▶ PROBLEM REQUIREMENTS
The entries are to be returned exactly as written.

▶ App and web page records
=-=-=-=-=

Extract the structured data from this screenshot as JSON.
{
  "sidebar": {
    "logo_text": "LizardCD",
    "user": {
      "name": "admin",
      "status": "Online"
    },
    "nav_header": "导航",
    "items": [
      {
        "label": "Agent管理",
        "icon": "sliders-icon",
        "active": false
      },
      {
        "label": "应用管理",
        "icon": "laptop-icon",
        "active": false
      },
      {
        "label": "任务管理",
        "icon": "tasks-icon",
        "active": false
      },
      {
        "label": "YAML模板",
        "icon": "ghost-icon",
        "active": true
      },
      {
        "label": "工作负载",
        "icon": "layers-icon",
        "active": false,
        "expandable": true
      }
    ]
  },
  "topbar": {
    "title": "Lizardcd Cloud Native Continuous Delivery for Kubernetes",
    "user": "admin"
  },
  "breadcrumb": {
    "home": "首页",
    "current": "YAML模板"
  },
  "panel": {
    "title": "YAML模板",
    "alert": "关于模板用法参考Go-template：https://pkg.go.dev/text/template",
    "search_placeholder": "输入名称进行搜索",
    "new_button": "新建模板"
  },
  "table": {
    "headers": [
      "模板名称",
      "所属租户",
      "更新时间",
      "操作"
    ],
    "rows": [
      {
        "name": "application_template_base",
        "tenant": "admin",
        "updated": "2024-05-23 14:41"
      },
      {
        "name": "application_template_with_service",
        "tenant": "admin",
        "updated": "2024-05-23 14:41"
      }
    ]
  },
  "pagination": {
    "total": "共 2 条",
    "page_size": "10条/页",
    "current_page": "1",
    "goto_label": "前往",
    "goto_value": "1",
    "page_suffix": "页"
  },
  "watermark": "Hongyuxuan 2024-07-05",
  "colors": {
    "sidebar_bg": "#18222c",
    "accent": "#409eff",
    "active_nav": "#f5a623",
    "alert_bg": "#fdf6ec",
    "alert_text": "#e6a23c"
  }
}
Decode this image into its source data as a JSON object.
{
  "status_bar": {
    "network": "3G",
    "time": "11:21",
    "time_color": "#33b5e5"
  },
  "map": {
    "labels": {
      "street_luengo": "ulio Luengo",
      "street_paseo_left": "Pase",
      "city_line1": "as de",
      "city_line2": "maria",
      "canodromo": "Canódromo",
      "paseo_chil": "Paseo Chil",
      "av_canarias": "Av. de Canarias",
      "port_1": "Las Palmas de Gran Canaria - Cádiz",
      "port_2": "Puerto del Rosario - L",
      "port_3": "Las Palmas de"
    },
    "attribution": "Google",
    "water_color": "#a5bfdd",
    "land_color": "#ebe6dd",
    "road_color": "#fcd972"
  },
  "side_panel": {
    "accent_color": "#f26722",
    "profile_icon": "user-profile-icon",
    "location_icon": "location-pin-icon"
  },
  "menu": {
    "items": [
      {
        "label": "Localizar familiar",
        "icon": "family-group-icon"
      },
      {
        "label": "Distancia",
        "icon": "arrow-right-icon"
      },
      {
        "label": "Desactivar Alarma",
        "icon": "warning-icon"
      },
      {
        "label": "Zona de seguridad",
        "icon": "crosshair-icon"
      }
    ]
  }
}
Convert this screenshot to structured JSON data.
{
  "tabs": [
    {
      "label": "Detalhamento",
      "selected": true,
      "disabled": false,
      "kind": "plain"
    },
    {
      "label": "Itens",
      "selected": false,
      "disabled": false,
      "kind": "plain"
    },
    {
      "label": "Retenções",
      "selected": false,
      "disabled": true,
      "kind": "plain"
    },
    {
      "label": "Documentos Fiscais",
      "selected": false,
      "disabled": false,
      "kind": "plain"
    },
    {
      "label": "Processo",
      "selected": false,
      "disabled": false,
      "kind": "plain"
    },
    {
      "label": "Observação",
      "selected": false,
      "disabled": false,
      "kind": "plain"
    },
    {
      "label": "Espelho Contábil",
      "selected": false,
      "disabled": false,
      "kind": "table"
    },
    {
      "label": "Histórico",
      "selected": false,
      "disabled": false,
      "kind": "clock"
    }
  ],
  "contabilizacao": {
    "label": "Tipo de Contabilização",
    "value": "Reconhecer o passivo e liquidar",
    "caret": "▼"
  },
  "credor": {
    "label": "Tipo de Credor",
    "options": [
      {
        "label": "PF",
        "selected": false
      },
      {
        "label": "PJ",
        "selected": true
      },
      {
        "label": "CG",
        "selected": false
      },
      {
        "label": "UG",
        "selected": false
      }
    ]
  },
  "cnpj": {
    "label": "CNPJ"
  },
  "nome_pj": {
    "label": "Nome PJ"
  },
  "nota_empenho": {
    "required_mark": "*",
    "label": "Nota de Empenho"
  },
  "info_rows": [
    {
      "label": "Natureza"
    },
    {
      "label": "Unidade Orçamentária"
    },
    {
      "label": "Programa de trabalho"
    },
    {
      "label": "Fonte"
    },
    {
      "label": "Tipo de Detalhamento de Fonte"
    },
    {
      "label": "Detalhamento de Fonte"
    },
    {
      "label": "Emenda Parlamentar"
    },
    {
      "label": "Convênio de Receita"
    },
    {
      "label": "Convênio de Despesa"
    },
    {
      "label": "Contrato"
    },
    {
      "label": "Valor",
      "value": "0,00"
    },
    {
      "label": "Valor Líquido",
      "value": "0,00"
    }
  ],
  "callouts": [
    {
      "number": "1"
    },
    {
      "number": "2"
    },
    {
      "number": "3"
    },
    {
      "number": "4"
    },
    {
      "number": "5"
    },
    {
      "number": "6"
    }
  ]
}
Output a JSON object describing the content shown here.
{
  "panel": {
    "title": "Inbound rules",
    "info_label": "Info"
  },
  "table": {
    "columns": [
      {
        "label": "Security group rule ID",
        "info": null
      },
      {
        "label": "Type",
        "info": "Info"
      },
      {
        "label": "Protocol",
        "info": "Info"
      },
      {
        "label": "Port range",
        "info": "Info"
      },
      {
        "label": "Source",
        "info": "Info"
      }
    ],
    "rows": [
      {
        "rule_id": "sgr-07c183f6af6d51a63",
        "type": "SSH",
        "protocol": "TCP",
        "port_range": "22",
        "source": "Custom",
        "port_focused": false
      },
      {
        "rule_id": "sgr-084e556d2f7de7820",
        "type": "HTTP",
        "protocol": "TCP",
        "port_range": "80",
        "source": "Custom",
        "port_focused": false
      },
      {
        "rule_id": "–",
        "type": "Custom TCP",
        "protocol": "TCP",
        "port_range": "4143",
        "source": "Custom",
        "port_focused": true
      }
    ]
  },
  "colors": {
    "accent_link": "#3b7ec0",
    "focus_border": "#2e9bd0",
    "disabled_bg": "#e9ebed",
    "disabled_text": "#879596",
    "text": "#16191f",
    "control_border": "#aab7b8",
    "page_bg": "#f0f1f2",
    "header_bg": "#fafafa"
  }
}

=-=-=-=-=

▶ ANSWER TO THE PROBLEM
Extract the structured data from this screenshot as JSON.
{
  "sidebar": {
    "logo_text": "LizardCD",
    "user": {
      "name": "admin",
      "status": "Online"
    },
    "nav_header": "导航",
    "items": [
      {
        "label": "Agent管理",
        "icon": "sliders-icon",
        "active": false
      },
      {
        "label": "应用管理",
        "icon": "laptop-icon",
        "active": false
      },
      {
        "label": "任务管理",
        "icon": "tasks-icon",
        "active": false
      },
      {
        "label": "YAML模板",
        "icon": "ghost-icon",
        "active": true
      },
      {
        "label": "工作负载",
        "icon": "layers-icon",
        "active": false,
        "expandable": true
      }
    ]
  },
  "topbar": {
    "title": "Lizardcd Cloud Native Continuous Delivery for Kubernetes",
    "user": "admin"
  },
  "breadcrumb": {
    "home": "首页",
    "current": "YAML模板"
  },
  "panel": {
    "title": "YAML模板",
    "alert": "关于模板用法参考Go-template：https://pkg.go.dev/text/template",
    "search_placeholder": "输入名称进行搜索",
    "new_button": "新建模板"
  },
  "table": {
    "headers": [
      "模板名称",
      "所属租户",
      "更新时间",
      "操作"
    ],
    "rows": [
      {
        "name": "application_template_base",
        "tenant": "admin",
        "updated": "2024-05-23 14:41"
      },
      {
        "name": "application_template_with_service",
        "tenant": "admin",
        "updated": "2024-05-23 14:41"
      }
    ]
  },
  "pagination": {
    "total": "共 2 条",
    "page_size": "10条/页",
    "current_page": "1",
    "goto_label": "前往",
    "goto_value": "1",
    "page_suffix": "页"
  },
  "watermark": "Hongyuxuan 2024-07-05",
  "colors": {
    "sidebar_bg": "#18222c",
    "accent": "#409eff",
    "active_nav": "#f5a623",
    "alert_bg": "#fdf6ec",
    "alert_text": "#e6a23c"
  }
}
Decode this image into its source data as a JSON object.
{
  "status_bar": {
    "network": "3G",
    "time": "11:21",
    "time_color": "#33b5e5"
  },
  "map": {
    "labels": {
      "street_luengo": "ulio Luengo",
      "street_paseo_left": "Pase",
      "city_line1": "as de",
      "city_line2": "maria",
      "canodromo": "Canódromo",
      "paseo_chil": "Paseo Chil",
      "av_canarias": "Av. de Canarias",
      "port_1": "Las Palmas de Gran Canaria - Cádiz",
      "port_2": "Puerto del Rosario - L",
      "port_3": "Las Palmas de"
    },
    "attribution": "Google",
    "water_color": "#a5bfdd",
    "land_color": "#ebe6dd",
    "road_color": "#fcd972"
  },
  "side_panel": {
    "accent_color": "#f26722",
    "profile_icon": "user-profile-icon",
    "location_icon": "location-pin-icon"
  },
  "menu": {
    "items": [
      {
        "label": "Localizar familiar",
        "icon": "family-group-icon"
      },
      {
        "label": "Distancia",
        "icon": "arrow-right-icon"
      },
      {
        "label": "Desactivar Alarma",
        "icon": "warning-icon"
      },
      {
        "label": "Zona de seguridad",
        "icon": "crosshair-icon"
      }
    ]
  }
}
Convert this screenshot to structured JSON data.
{
  "tabs": [
    {
      "label": "Detalhamento",
      "selected": true,
      "disabled": false,
      "kind": "plain"
    },
    {
      "label": "Itens",
      "selected": false,
      "disabled": false,
      "kind": "plain"
    },
    {
      "label": "Retenções",
      "selected": false,
      "disabled": true,
      "kind": "plain"
    },
    {
      "label": "Documentos Fiscais",
      "selected": false,
      "disabled": false,
      "kind": "plain"
    },
    {
      "label": "Processo",
      "selected": false,
      "disabled": false,
      "kind": "plain"
    },
    {
      "label": "Observação",
      "selected": false,
      "disabled": false,
      "kind": "plain"
    },
    {
      "label": "Espelho Contábil",
      "selected": false,
      "disabled": false,
      "kind": "table"
    },
    {
      "label": "Histórico",
      "selected": false,
      "disabled": false,
      "kind": "clock"
    }
  ],
  "contabilizacao": {
    "label": "Tipo de Contabilização",
    "value": "Reconhecer o passivo e liquidar",
    "caret": "▼"
  },
  "credor": {
    "label": "Tipo de Credor",
    "options": [
      {
        "label": "PF",
        "selected": false
      },
      {
        "label": "PJ",
        "selected": true
      },
      {
        "label": "CG",
        "selected": false
      },
      {
        "label": "UG",
        "selected": false
      }
    ]
  },
  "cnpj": {
    "label": "CNPJ"
  },
  "nome_pj": {
    "label": "Nome PJ"
  },
  "nota_empenho": {
    "required_mark": "*",
    "label": "Nota de Empenho"
  },
  "info_rows": [
    {
      "label": "Natureza"
    },
    {
      "label": "Unidade Orçamentária"
    },
    {
      "label": "Programa de trabalho"
    },
    {
      "label": "Fonte"
    },
    {
      "label": "Tipo de Detalhamento de Fonte"
    },
    {
      "label": "Detalhamento de Fonte"
    },
    {
      "label": "Emenda Parlamentar"
    },
    {
      "label": "Convênio de Receita"
    },
    {
      "label": "Convênio de Despesa"
    },
    {
      "label": "Contrato"
    },
    {
      "label": "Valor",
      "value": "0,00"
    },
    {
      "label": "Valor Líquido",
      "value": "0,00"
    }
  ],
  "callouts": [
    {
      "number": "1"
    },
    {
      "number": "2"
    },
    {
      "number": "3"
    },
    {
      "number": "4"
    },
    {
      "number": "5"
    },
    {
      "number": "6"
    }
  ]
}
Output a JSON object describing the content shown here.
{
  "panel": {
    "title": "Inbound rules",
    "info_label": "Info"
  },
  "table": {
    "columns": [
      {
        "label": "Security group rule ID",
        "info": null
      },
      {
        "label": "Type",
        "info": "Info"
      },
      {
        "label": "Protocol",
        "info": "Info"
      },
      {
        "label": "Port range",
        "info": "Info"
      },
      {
        "label": "Source",
        "info": "Info"
      }
    ],
    "rows": [
      {
        "rule_id": "sgr-07c183f6af6d51a63",
        "type": "SSH",
        "protocol": "TCP",
        "port_range": "22",
        "source": "Custom",
        "port_focused": false
      },
      {
        "rule_id": "sgr-084e556d2f7de7820",
        "type": "HTTP",
        "protocol": "TCP",
        "port_range": "80",
        "source": "Custom",
        "port_focused": false
      },
      {
        "rule_id": "–",
        "type": "Custom TCP",
        "protocol": "TCP",
        "port_range": "4143",
        "source": "Custom",
        "port_focused": true
      }
    ]
  },
  "colors": {
    "accent_link": "#3b7ec0",
    "focus_border": "#2e9bd0",
    "disabled_bg": "#e9ebed",
    "disabled_text": "#879596",
    "text": "#16191f",
    "control_border": "#aab7b8",
    "page_bg": "#f0f1f2",
    "header_bg": "#fafafa"
  }
}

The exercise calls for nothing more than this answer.